The SMH yesterday wrote up this report which, as many other analyses have, finds graduates are not happier than other people (though the research is mixed on this; some studies do find a benefit, and in the 2007 Australian Survey of Social Attitudes sample graduates are happier).
Education and happiness in the school-to-work transition by Curtin University’s Michael Dockery is especially interesting on the question of graduates and happiness because it uses the the Longitudinal Surveys of Australian Youth (LSAY), which tracks the same individuals over time. They start when the respondents are in Year 9 and finish when they are in their mid-20s. This lets us see happiness over time and the possible effects of changing circumstances.
Happiness relative to mean, by educational attainment
Source: Figure 2(b) in Education and happiness in the school-to-work transition, published by NCVER
What this shows is that people who will eventually get undergraduate degrees start out with above average happiness and end up with slightly below average happiness.
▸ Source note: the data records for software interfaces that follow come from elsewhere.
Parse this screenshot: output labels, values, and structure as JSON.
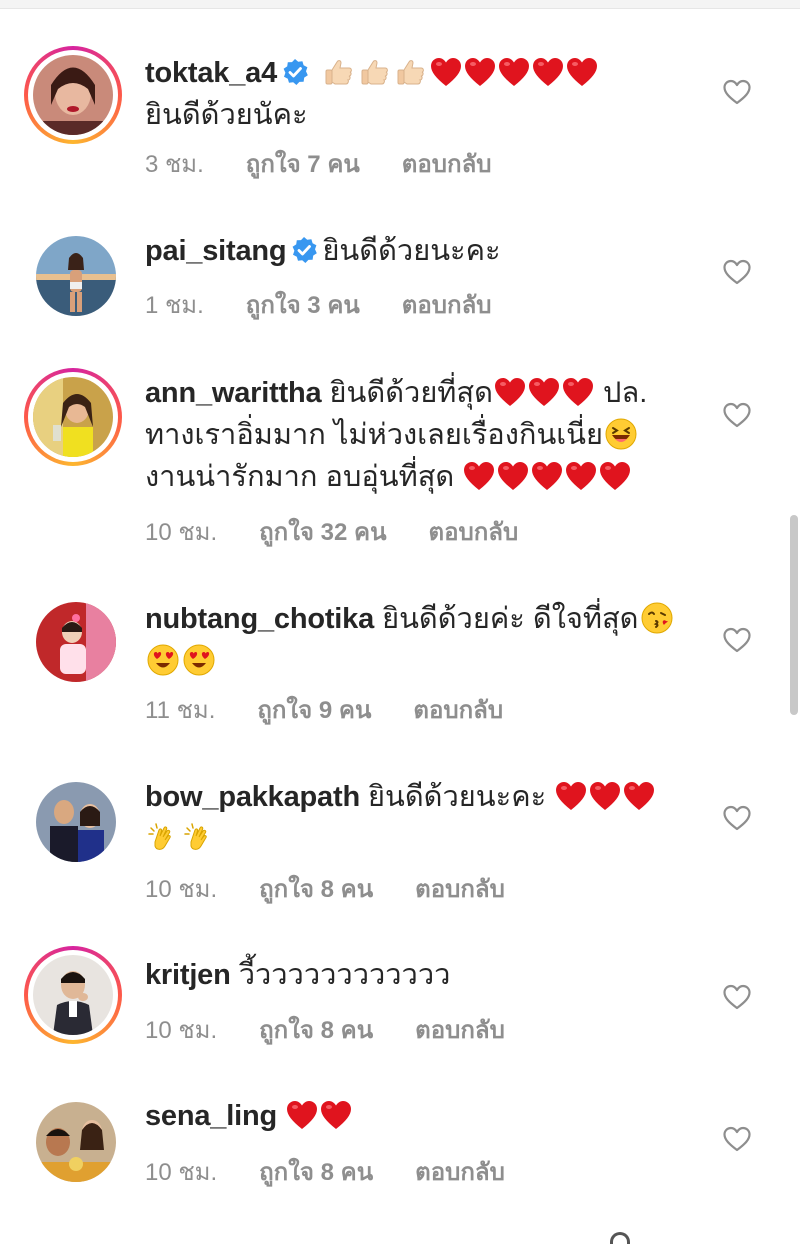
{
  "colors": {
    "meta_gray": "#8e8e8e",
    "text": "#262626",
    "verified_blue": "#3897f0",
    "heart_red": "#e0141e"
  },
  "comments": [
    {
      "username": "toktak_a4",
      "verified": true,
      "story_ring": true,
      "line1": "",
      "line2": "ยินดีด้วยนัคะ",
      "emojis": [
        "thumbs-up",
        "thumbs-up",
        "thumbs-up",
        "red-heart",
        "red-heart",
        "red-heart",
        "red-heart",
        "red-heart"
      ],
      "time": "3 ชม.",
      "likes": "ถูกใจ 7 คน",
      "reply": "ตอบกลับ"
    },
    {
      "username": "pai_sitang",
      "verified": true,
      "story_ring": false,
      "line1": "ยินดีด้วยนะคะ",
      "time": "1 ชม.",
      "likes": "ถูกใจ 3 คน",
      "reply": "ตอบกลับ"
    },
    {
      "username": "ann_warittha",
      "verified": false,
      "story_ring": true,
      "line1": "ยินดีด้วยที่สุด",
      "line1b": "ปล.",
      "line2": "ทางเราอิ่มมาก ไม่ห่วงเลยเรื่องกินเนี่ย",
      "line3": "งานน่ารักมาก อบอุ่นที่สุด",
      "time": "10 ชม.",
      "likes": "ถูกใจ 32 คน",
      "reply": "ตอบกลับ"
    },
    {
      "username": "nubtang_chotika",
      "verified": false,
      "story_ring": false,
      "line1": "ยินดีด้วยค่ะ ดีใจที่สุด",
      "time": "11 ชม.",
      "likes": "ถูกใจ 9 คน",
      "reply": "ตอบกลับ"
    },
    {
      "username": "bow_pakkapath",
      "verified": false,
      "story_ring": false,
      "line1": "ยินดีด้วยนะคะ",
      "time": "10 ชม.",
      "likes": "ถูกใจ 8 คน",
      "reply": "ตอบกลับ"
    },
    {
      "username": "kritjen",
      "verified": false,
      "story_ring": true,
      "line1": "วี้วววววววววววว",
      "time": "10 ชม.",
      "likes": "ถูกใจ 8 คน",
      "reply": "ตอบกลับ"
    },
    {
      "username": "sena_ling",
      "verified": false,
      "story_ring": false,
      "line1": "",
      "time": "10 ชม.",
      "likes": "ถูกใจ 8 คน",
      "reply": "ตอบกลับ"
    }
  ]
}
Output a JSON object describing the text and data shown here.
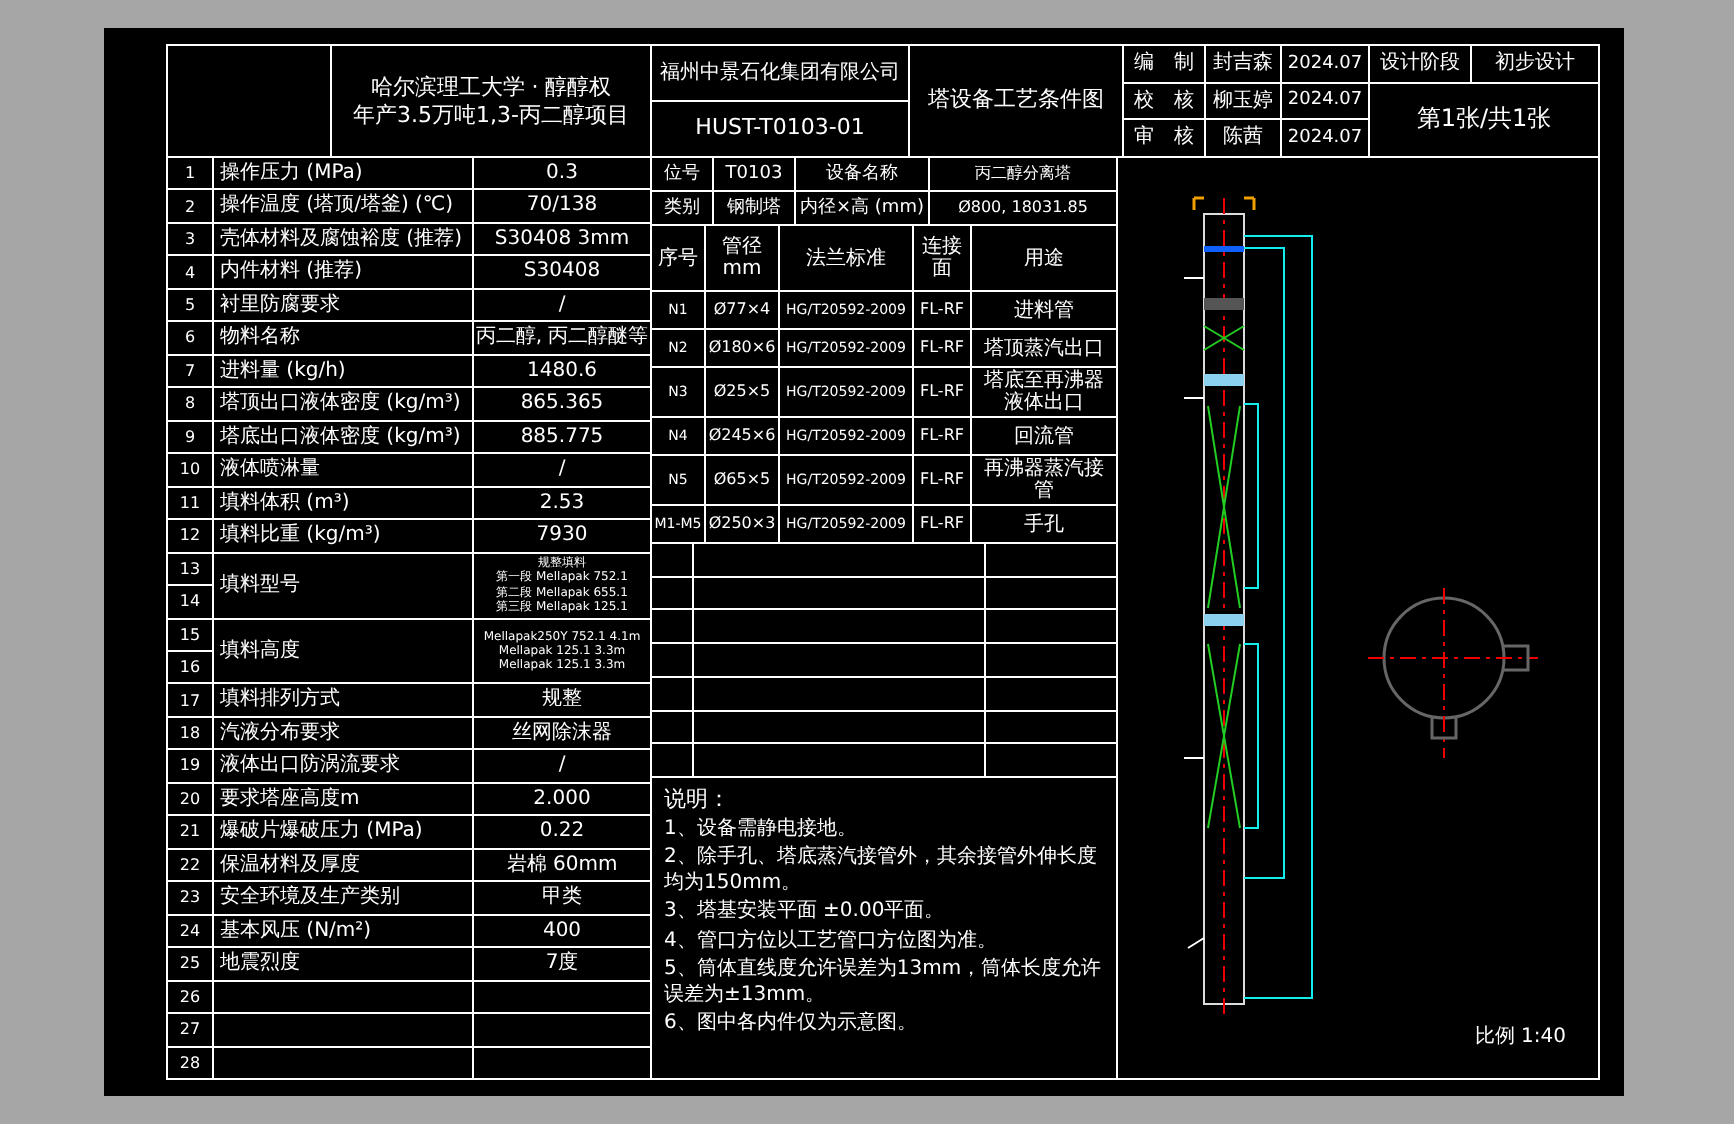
{
  "title_block": {
    "school": "哈尔滨理工大学 · 醇醇权",
    "project": "年产3.5万吨1,3-丙二醇项目",
    "company": "福州中景石化集团有限公司",
    "drawing_number": "HUST-T0103-01",
    "drawing_title": "塔设备工艺条件图",
    "signatures": [
      {
        "role": "编　制",
        "name": "封吉森",
        "date": "2024.07"
      },
      {
        "role": "校　核",
        "name": "柳玉婷",
        "date": "2024.07"
      },
      {
        "role": "审　核",
        "name": "陈茜",
        "date": "2024.07"
      }
    ],
    "stage_label": "设计阶段",
    "stage": "初步设计",
    "sheet": "第1张/共1张"
  },
  "conditions": [
    {
      "numbers": [
        "1"
      ],
      "item": "操作压力 (MPa)",
      "value": "0.3"
    },
    {
      "numbers": [
        "2"
      ],
      "item": "操作温度 (塔顶/塔釜) (℃)",
      "value": "70/138"
    },
    {
      "numbers": [
        "3"
      ],
      "item": "壳体材料及腐蚀裕度 (推荐)",
      "value": "S30408 3mm"
    },
    {
      "numbers": [
        "4"
      ],
      "item": "内件材料 (推荐)",
      "value": "S30408"
    },
    {
      "numbers": [
        "5"
      ],
      "item": "衬里防腐要求",
      "value": "/"
    },
    {
      "numbers": [
        "6"
      ],
      "item": "物料名称",
      "value": "丙二醇, 丙二醇醚等"
    },
    {
      "numbers": [
        "7"
      ],
      "item": "进料量 (kg/h)",
      "value": "1480.6"
    },
    {
      "numbers": [
        "8"
      ],
      "item": "塔顶出口液体密度 (kg/m³)",
      "value": "865.365"
    },
    {
      "numbers": [
        "9"
      ],
      "item": "塔底出口液体密度 (kg/m³)",
      "value": "885.775"
    },
    {
      "numbers": [
        "10"
      ],
      "item": "液体喷淋量",
      "value": "/"
    },
    {
      "numbers": [
        "11"
      ],
      "item": "填料体积 (m³)",
      "value": "2.53"
    },
    {
      "numbers": [
        "12"
      ],
      "item": "填料比重 (kg/m³)",
      "value": "7930"
    },
    {
      "numbers": [
        "13",
        "14"
      ],
      "item": "填料型号",
      "value": [
        "规整填料",
        "第一段 Mellapak 752.1",
        "第二段 Mellapak 655.1",
        "第三段 Mellapak 125.1"
      ]
    },
    {
      "numbers": [
        "15",
        "16"
      ],
      "item": "填料高度",
      "value": [
        "Mellapak250Y 752.1 4.1m",
        "Mellapak 125.1 3.3m",
        "Mellapak 125.1 3.3m"
      ]
    },
    {
      "numbers": [
        "17"
      ],
      "item": "填料排列方式",
      "value": "规整"
    },
    {
      "numbers": [
        "18"
      ],
      "item": "汽液分布要求",
      "value": "丝网除沫器"
    },
    {
      "numbers": [
        "19"
      ],
      "item": "液体出口防涡流要求",
      "value": "/"
    },
    {
      "numbers": [
        "20"
      ],
      "item": "要求塔座高度m",
      "value": "2.000"
    },
    {
      "numbers": [
        "21"
      ],
      "item": "爆破片爆破压力 (MPa)",
      "value": "0.22"
    },
    {
      "numbers": [
        "22"
      ],
      "item": "保温材料及厚度",
      "value": "岩棉 60mm"
    },
    {
      "numbers": [
        "23"
      ],
      "item": "安全环境及生产类别",
      "value": "甲类"
    },
    {
      "numbers": [
        "24"
      ],
      "item": "基本风压 (N/m²)",
      "value": "400"
    },
    {
      "numbers": [
        "25"
      ],
      "item": "地震烈度",
      "value": "7度"
    },
    {
      "numbers": [
        "26"
      ]
    },
    {
      "numbers": [
        "27"
      ]
    },
    {
      "numbers": [
        "28"
      ]
    }
  ],
  "equipment_rows": [
    {
      "cells": [
        "位号",
        "T0103",
        "设备名称",
        "丙二醇分离塔"
      ]
    },
    {
      "cells": [
        "类别",
        "钢制塔",
        "内径×高 (mm)",
        "Ø800, 18031.85"
      ]
    }
  ],
  "nozzles": {
    "columns": [
      "序号",
      "管径 mm",
      "法兰标准",
      "连接面",
      "用途"
    ],
    "rows": [
      {
        "cells": [
          "N1",
          "Ø77×4",
          "HG/T20592-2009",
          "FL-RF",
          "进料管"
        ]
      },
      {
        "cells": [
          "N2",
          "Ø180×6",
          "HG/T20592-2009",
          "FL-RF",
          "塔顶蒸汽出口"
        ]
      },
      {
        "cells": [
          "N3",
          "Ø25×5",
          "HG/T20592-2009",
          "FL-RF",
          "塔底至再沸器液体出口"
        ]
      },
      {
        "cells": [
          "N4",
          "Ø245×6",
          "HG/T20592-2009",
          "FL-RF",
          "回流管"
        ]
      },
      {
        "cells": [
          "N5",
          "Ø65×5",
          "HG/T20592-2009",
          "FL-RF",
          "再沸器蒸汽接管"
        ]
      },
      {
        "cells": [
          "M1-M5",
          "Ø250×3",
          "HG/T20592-2009",
          "FL-RF",
          "手孔"
        ]
      }
    ]
  },
  "notes": {
    "title": "说明：",
    "items": [
      "1、设备需静电接地。",
      "2、除手孔、塔底蒸汽接管外，其余接管外伸长度均为150mm。",
      "3、塔基安装平面 ±0.00平面。",
      "4、管口方位以工艺管口方位图为准。",
      "5、筒体直线度允许误差为13mm，筒体长度允许误差为±13mm。",
      "6、图中各内件仅为示意图。"
    ]
  },
  "scale": "比例 1:40"
}
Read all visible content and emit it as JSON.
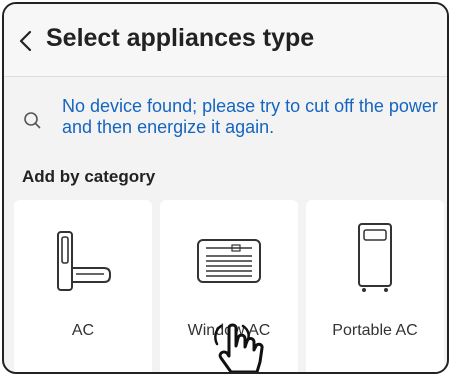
{
  "header": {
    "title": "Select appliances type",
    "back_icon": "chevron-left-icon"
  },
  "notice": {
    "icon": "search-icon",
    "text": "No device found; please try to cut off the power and then energize it again.",
    "color": "#1565c0"
  },
  "section": {
    "label": "Add by category"
  },
  "categories": [
    {
      "label": "AC",
      "icon": "split-ac-icon"
    },
    {
      "label": "Window AC",
      "icon": "window-ac-icon"
    },
    {
      "label": "Portable AC",
      "icon": "portable-ac-icon"
    }
  ],
  "pointer": {
    "icon": "tap-hand-icon"
  }
}
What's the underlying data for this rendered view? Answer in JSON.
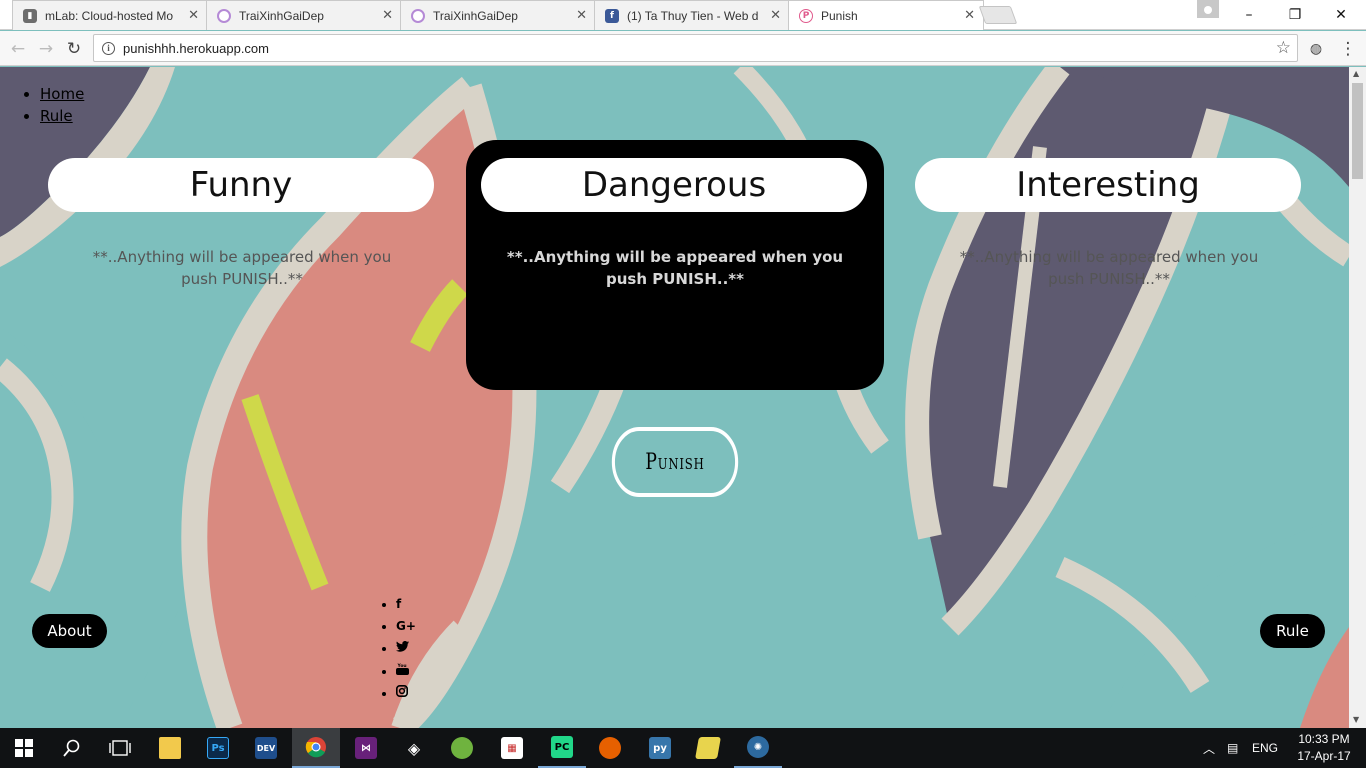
{
  "browser": {
    "tabs": [
      {
        "title": "mLab: Cloud-hosted Mo",
        "favicon_color": "#6d6d6d",
        "favicon_glyph": "m",
        "active": false
      },
      {
        "title": "TraiXinhGaiDep",
        "favicon_color": "#b58ad6",
        "favicon_glyph": "",
        "active": false
      },
      {
        "title": "TraiXinhGaiDep",
        "favicon_color": "#b58ad6",
        "favicon_glyph": "",
        "active": false
      },
      {
        "title": "(1) Ta Thuy Tien - Web d",
        "favicon_color": "#3b5998",
        "favicon_glyph": "f",
        "active": false
      },
      {
        "title": "Punish",
        "favicon_color": "#e05a8c",
        "favicon_glyph": "P",
        "active": true
      }
    ],
    "url": "punishhh.herokuapp.com",
    "window_controls": {
      "minimize": "–",
      "restore": "❐",
      "close": "✕"
    }
  },
  "page": {
    "nav": [
      {
        "label": "Home"
      },
      {
        "label": "Rule"
      }
    ],
    "cards": [
      {
        "title": "Funny",
        "message": "**..Anything will be appeared when you push PUNISH..**",
        "highlighted": false
      },
      {
        "title": "Dangerous",
        "message": "**..Anything will be appeared when you push PUNISH..**",
        "highlighted": true
      },
      {
        "title": "Interesting",
        "message": "**..Anything will be appeared when you push PUNISH..**",
        "highlighted": false
      }
    ],
    "punish_label": "Punish",
    "about_label": "About",
    "rule_label": "Rule",
    "social_icons": [
      "facebook-icon",
      "google-plus-icon",
      "twitter-icon",
      "youtube-icon",
      "instagram-icon"
    ],
    "social_glyphs": [
      "f",
      "G+",
      "🐦",
      "▶",
      "◎"
    ]
  },
  "taskbar": {
    "apps": [
      "windows-start-icon",
      "search-icon",
      "task-view-icon",
      "file-explorer-icon",
      "photoshop-icon",
      "devexpress-icon",
      "chrome-icon",
      "visual-studio-icon",
      "unity-icon",
      "android-studio-icon",
      "app-icon",
      "pycharm-icon",
      "firefox-icon",
      "python-icon",
      "folder-icon",
      "app-circle-icon"
    ],
    "language": "ENG",
    "time": "10:33 PM",
    "date": "17-Apr-17"
  },
  "colors": {
    "background_teal": "#7dbfbd",
    "feather_pink": "#d98a80",
    "feather_purple": "#5e5a70",
    "feather_beige": "#d8d3c8",
    "accent_yellow": "#cfd84a"
  }
}
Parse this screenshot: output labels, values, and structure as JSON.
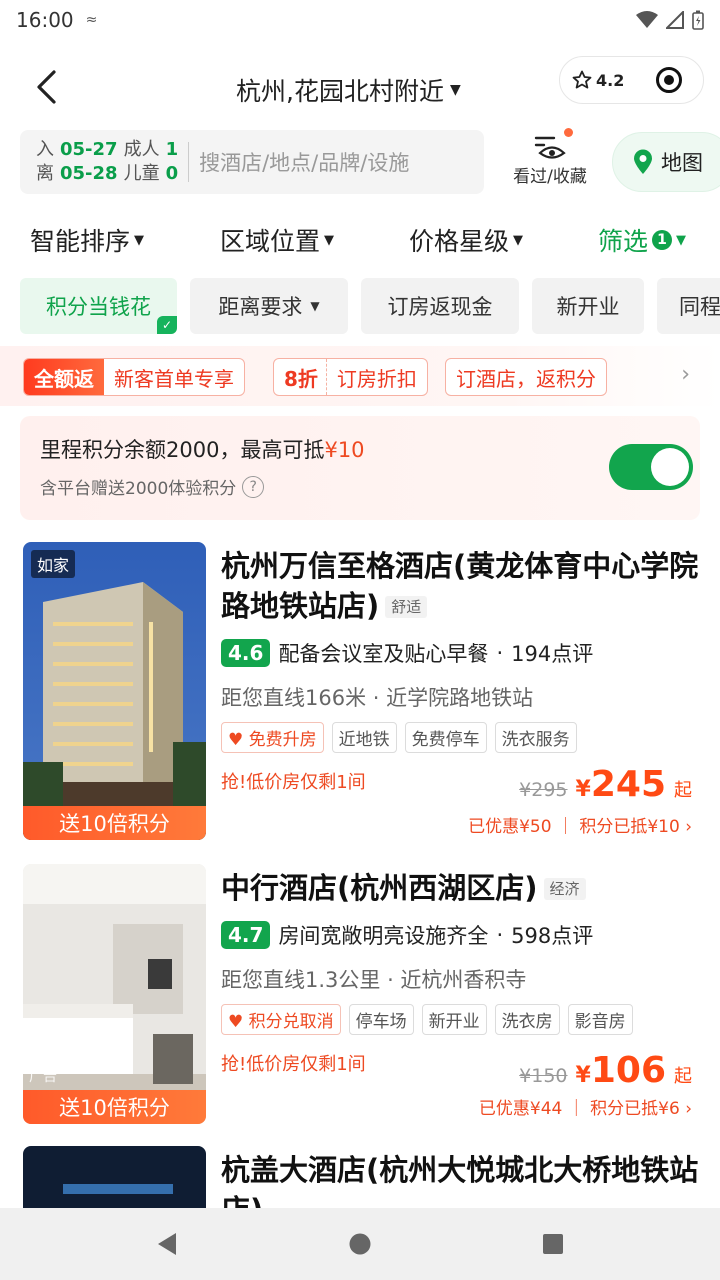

People who will eventually get postgraduate degrees are the happiest in 1997, but only average in 2006. By contrast, those who destined for lower qualifications are relatively unhappy in 1997 but happier (relatively, and in asbolute terms) in 2006.